• [DATASET RECORDS]
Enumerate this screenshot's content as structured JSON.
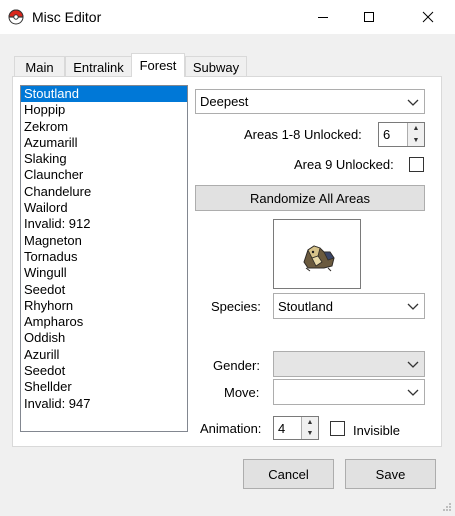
{
  "window": {
    "title": "Misc Editor",
    "app_icon": "pokeball-icon",
    "controls": [
      "minimize-icon",
      "maximize-icon",
      "close-icon"
    ]
  },
  "tabs": [
    {
      "label": "Main",
      "active": false
    },
    {
      "label": "Entralink",
      "active": false
    },
    {
      "label": "Forest",
      "active": true
    },
    {
      "label": "Subway",
      "active": false
    }
  ],
  "forest": {
    "pokemon_list": [
      {
        "label": "Stoutland",
        "selected": true
      },
      {
        "label": "Hoppip"
      },
      {
        "label": "Zekrom"
      },
      {
        "label": "Azumarill"
      },
      {
        "label": "Slaking"
      },
      {
        "label": "Clauncher"
      },
      {
        "label": "Chandelure"
      },
      {
        "label": "Wailord"
      },
      {
        "label": "Invalid: 912"
      },
      {
        "label": "Magneton"
      },
      {
        "label": "Tornadus"
      },
      {
        "label": "Wingull"
      },
      {
        "label": "Seedot"
      },
      {
        "label": "Rhyhorn"
      },
      {
        "label": "Ampharos"
      },
      {
        "label": "Oddish"
      },
      {
        "label": "Azurill"
      },
      {
        "label": "Seedot"
      },
      {
        "label": "Shellder"
      },
      {
        "label": "Invalid: 947"
      }
    ],
    "area_select": "Deepest",
    "areas_unlocked_label": "Areas 1-8 Unlocked:",
    "areas_unlocked_value": "6",
    "area9_label": "Area 9 Unlocked:",
    "area9_checked": false,
    "randomize_label": "Randomize All Areas",
    "sprite_icon": "stoutland-sprite-icon",
    "species_label": "Species:",
    "species_value": "Stoutland",
    "gender_label": "Gender:",
    "gender_value": "",
    "move_label": "Move:",
    "move_value": "",
    "animation_label": "Animation:",
    "animation_value": "4",
    "invisible_label": "Invisible",
    "invisible_checked": false
  },
  "footer": {
    "cancel_label": "Cancel",
    "save_label": "Save"
  }
}
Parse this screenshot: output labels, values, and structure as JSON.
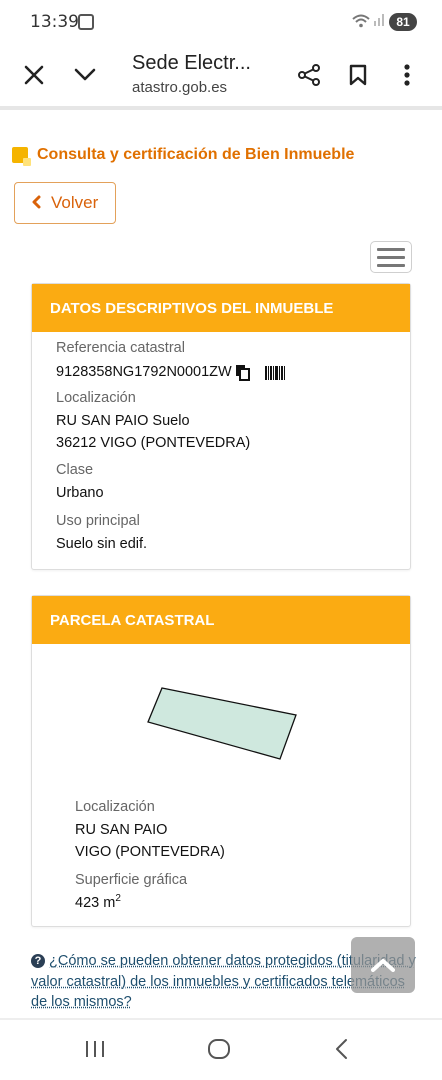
{
  "status_bar": {
    "time": "13:39",
    "battery": "81"
  },
  "toolbar": {
    "title": "Sede Electr...",
    "url": "atastro.gob.es"
  },
  "page": {
    "heading": "Consulta y certificación de Bien Inmueble",
    "back_label": "Volver"
  },
  "descriptive_panel": {
    "title": "DATOS DESCRIPTIVOS DEL INMUEBLE",
    "ref_label": "Referencia catastral",
    "ref_value": "9128358NG1792N0001ZW",
    "loc_label": "Localización",
    "loc_line1": "RU SAN PAIO Suelo",
    "loc_line2": "36212 VIGO (PONTEVEDRA)",
    "class_label": "Clase",
    "class_value": "Urbano",
    "use_label": "Uso principal",
    "use_value": "Suelo sin edif."
  },
  "parcel_panel": {
    "title": "PARCELA CATASTRAL",
    "loc_label": "Localización",
    "loc_line1": "RU SAN PAIO",
    "loc_line2": "VIGO (PONTEVEDRA)",
    "area_label": "Superficie gráfica",
    "area_value": "423 m",
    "area_unit_sup": "2"
  },
  "help": {
    "link_text": "¿Cómo se pueden obtener datos protegidos (titularidad y valor catastral) de los inmuebles y certificados telemáticos de los mismos?"
  },
  "colors": {
    "accent_orange": "#fbab12",
    "heading_orange": "#e07000",
    "parcel_fill": "#cfe8de"
  }
}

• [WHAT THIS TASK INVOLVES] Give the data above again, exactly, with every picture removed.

• [PROBLEM SOLUTION]
Enumerate this screenshot's content as structured JSON.
{
  "window": {
    "title": "Misc Editor",
    "app_icon": "pokeball-icon",
    "controls": [
      "minimize-icon",
      "maximize-icon",
      "close-icon"
    ]
  },
  "tabs": [
    {
      "label": "Main",
      "active": false
    },
    {
      "label": "Entralink",
      "active": false
    },
    {
      "label": "Forest",
      "active": true
    },
    {
      "label": "Subway",
      "active": false
    }
  ],
  "forest": {
    "pokemon_list": [
      {
        "label": "Stoutland",
        "selected": true
      },
      {
        "label": "Hoppip"
      },
      {
        "label": "Zekrom"
      },
      {
        "label": "Azumarill"
      },
      {
        "label": "Slaking"
      },
      {
        "label": "Clauncher"
      },
      {
        "label": "Chandelure"
      },
      {
        "label": "Wailord"
      },
      {
        "label": "Invalid: 912"
      },
      {
        "label": "Magneton"
      },
      {
        "label": "Tornadus"
      },
      {
        "label": "Wingull"
      },
      {
        "label": "Seedot"
      },
      {
        "label": "Rhyhorn"
      },
      {
        "label": "Ampharos"
      },
      {
        "label": "Oddish"
      },
      {
        "label": "Azurill"
      },
      {
        "label": "Seedot"
      },
      {
        "label": "Shellder"
      },
      {
        "label": "Invalid: 947"
      }
    ],
    "area_select": "Deepest",
    "areas_unlocked_label": "Areas 1-8 Unlocked:",
    "areas_unlocked_value": "6",
    "area9_label": "Area 9 Unlocked:",
    "area9_checked": false,
    "randomize_label": "Randomize All Areas",
    "sprite_icon": "stoutland-sprite-icon",
    "species_label": "Species:",
    "species_value": "Stoutland",
    "gender_label": "Gender:",
    "gender_value": "",
    "move_label": "Move:",
    "move_value": "",
    "animation_label": "Animation:",
    "animation_value": "4",
    "invisible_label": "Invisible",
    "invisible_checked": false
  },
  "footer": {
    "cancel_label": "Cancel",
    "save_label": "Save"
  }
}
Parse this screenshot: output labels, values, and structure as JSON.
{
  "status_bar": {
    "time": "13:39",
    "battery": "81"
  },
  "toolbar": {
    "title": "Sede Electr...",
    "url": "atastro.gob.es"
  },
  "page": {
    "heading": "Consulta y certificación de Bien Inmueble",
    "back_label": "Volver"
  },
  "descriptive_panel": {
    "title": "DATOS DESCRIPTIVOS DEL INMUEBLE",
    "ref_label": "Referencia catastral",
    "ref_value": "9128358NG1792N0001ZW",
    "loc_label": "Localización",
    "loc_line1": "RU SAN PAIO Suelo",
    "loc_line2": "36212 VIGO (PONTEVEDRA)",
    "class_label": "Clase",
    "class_value": "Urbano",
    "use_label": "Uso principal",
    "use_value": "Suelo sin edif."
  },
  "parcel_panel": {
    "title": "PARCELA CATASTRAL",
    "loc_label": "Localización",
    "loc_line1": "RU SAN PAIO",
    "loc_line2": "VIGO (PONTEVEDRA)",
    "area_label": "Superficie gráfica",
    "area_value": "423 m",
    "area_unit_sup": "2"
  },
  "help": {
    "link_text": "¿Cómo se pueden obtener datos protegidos (titularidad y valor catastral) de los inmuebles y certificados telemáticos de los mismos?"
  },
  "colors": {
    "accent_orange": "#fbab12",
    "heading_orange": "#e07000",
    "parcel_fill": "#cfe8de"
  }
}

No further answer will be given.